[[ Study material open ]]

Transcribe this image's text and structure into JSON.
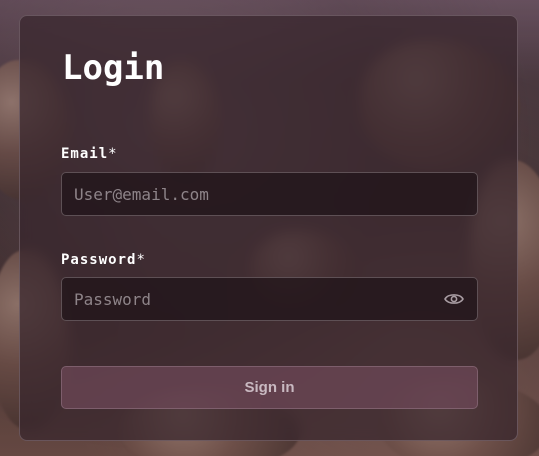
{
  "login": {
    "title": "Login",
    "email": {
      "label": "Email",
      "required_mark": "*",
      "value": "",
      "placeholder": "User@email.com"
    },
    "password": {
      "label": "Password",
      "required_mark": "*",
      "value": "",
      "placeholder": "Password",
      "toggle_icon": "eye-icon"
    },
    "submit_label": "Sign in"
  },
  "colors": {
    "card_background": "#37262c",
    "button_background": "#6e4858",
    "text_primary": "#ffffff",
    "placeholder": "#8e8489"
  }
}
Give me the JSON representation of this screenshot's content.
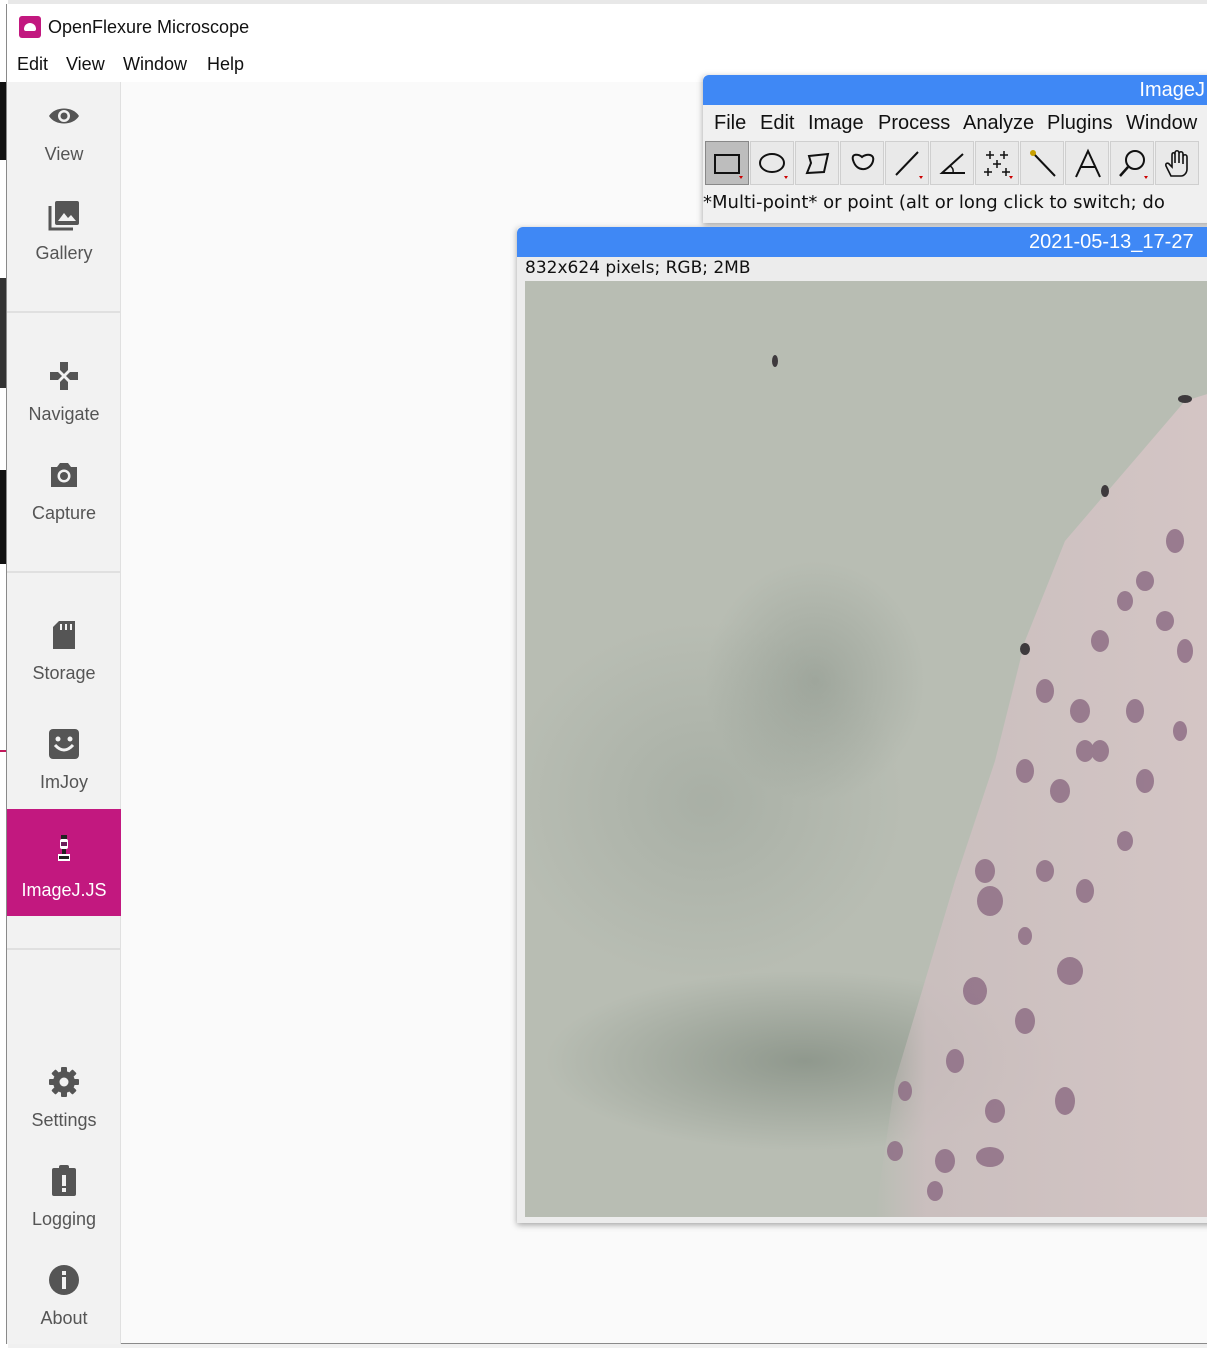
{
  "app": {
    "title": "OpenFlexure Microscope",
    "menu": [
      "Edit",
      "View",
      "Window",
      "Help"
    ]
  },
  "sidebar": {
    "items": [
      {
        "label": "View",
        "icon": "eye-icon"
      },
      {
        "label": "Gallery",
        "icon": "gallery-icon"
      },
      {
        "label": "Navigate",
        "icon": "navigate-icon"
      },
      {
        "label": "Capture",
        "icon": "camera-icon"
      },
      {
        "label": "Storage",
        "icon": "sd-card-icon"
      },
      {
        "label": "ImJoy",
        "icon": "imjoy-smile-icon"
      },
      {
        "label": "ImageJ.JS",
        "icon": "microscope-icon"
      },
      {
        "label": "Settings",
        "icon": "gear-icon"
      },
      {
        "label": "Logging",
        "icon": "clipboard-alert-icon"
      },
      {
        "label": "About",
        "icon": "info-icon"
      }
    ],
    "active": "ImageJ.JS",
    "accent_color": "#c2187f"
  },
  "imagej": {
    "title": "ImageJ",
    "menu": [
      "File",
      "Edit",
      "Image",
      "Process",
      "Analyze",
      "Plugins",
      "Window"
    ],
    "tools": [
      "rectangle-tool-icon",
      "oval-tool-icon",
      "polygon-tool-icon",
      "freehand-tool-icon",
      "line-tool-icon",
      "angle-tool-icon",
      "multipoint-tool-icon",
      "wand-tool-icon",
      "text-tool-icon",
      "magnifier-tool-icon",
      "hand-tool-icon"
    ],
    "status": "*Multi-point* or point (alt or long click to switch; do"
  },
  "image_window": {
    "title": "2021-05-13_17-27",
    "info": "832x624 pixels; RGB; 2MB"
  },
  "colors": {
    "titlebar_blue": "#3f88f5",
    "accent": "#c2187f"
  }
}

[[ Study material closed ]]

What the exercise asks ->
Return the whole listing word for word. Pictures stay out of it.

Problem solution ->
Transcribe this image's text and structure into JSON.
{
  "login": {
    "title": "Login",
    "email": {
      "label": "Email",
      "required_mark": "*",
      "value": "",
      "placeholder": "User@email.com"
    },
    "password": {
      "label": "Password",
      "required_mark": "*",
      "value": "",
      "placeholder": "Password",
      "toggle_icon": "eye-icon"
    },
    "submit_label": "Sign in"
  },
  "colors": {
    "card_background": "#37262c",
    "button_background": "#6e4858",
    "text_primary": "#ffffff",
    "placeholder": "#8e8489"
  }
}
Give me the JSON representation of this screenshot's content.
{
  "app": {
    "title": "OpenFlexure Microscope",
    "menu": [
      "Edit",
      "View",
      "Window",
      "Help"
    ]
  },
  "sidebar": {
    "items": [
      {
        "label": "View",
        "icon": "eye-icon"
      },
      {
        "label": "Gallery",
        "icon": "gallery-icon"
      },
      {
        "label": "Navigate",
        "icon": "navigate-icon"
      },
      {
        "label": "Capture",
        "icon": "camera-icon"
      },
      {
        "label": "Storage",
        "icon": "sd-card-icon"
      },
      {
        "label": "ImJoy",
        "icon": "imjoy-smile-icon"
      },
      {
        "label": "ImageJ.JS",
        "icon": "microscope-icon"
      },
      {
        "label": "Settings",
        "icon": "gear-icon"
      },
      {
        "label": "Logging",
        "icon": "clipboard-alert-icon"
      },
      {
        "label": "About",
        "icon": "info-icon"
      }
    ],
    "active": "ImageJ.JS",
    "accent_color": "#c2187f"
  },
  "imagej": {
    "title": "ImageJ",
    "menu": [
      "File",
      "Edit",
      "Image",
      "Process",
      "Analyze",
      "Plugins",
      "Window"
    ],
    "tools": [
      "rectangle-tool-icon",
      "oval-tool-icon",
      "polygon-tool-icon",
      "freehand-tool-icon",
      "line-tool-icon",
      "angle-tool-icon",
      "multipoint-tool-icon",
      "wand-tool-icon",
      "text-tool-icon",
      "magnifier-tool-icon",
      "hand-tool-icon"
    ],
    "status": "*Multi-point* or point (alt or long click to switch; do"
  },
  "image_window": {
    "title": "2021-05-13_17-27",
    "info": "832x624 pixels; RGB; 2MB"
  },
  "colors": {
    "titlebar_blue": "#3f88f5",
    "accent": "#c2187f"
  }
}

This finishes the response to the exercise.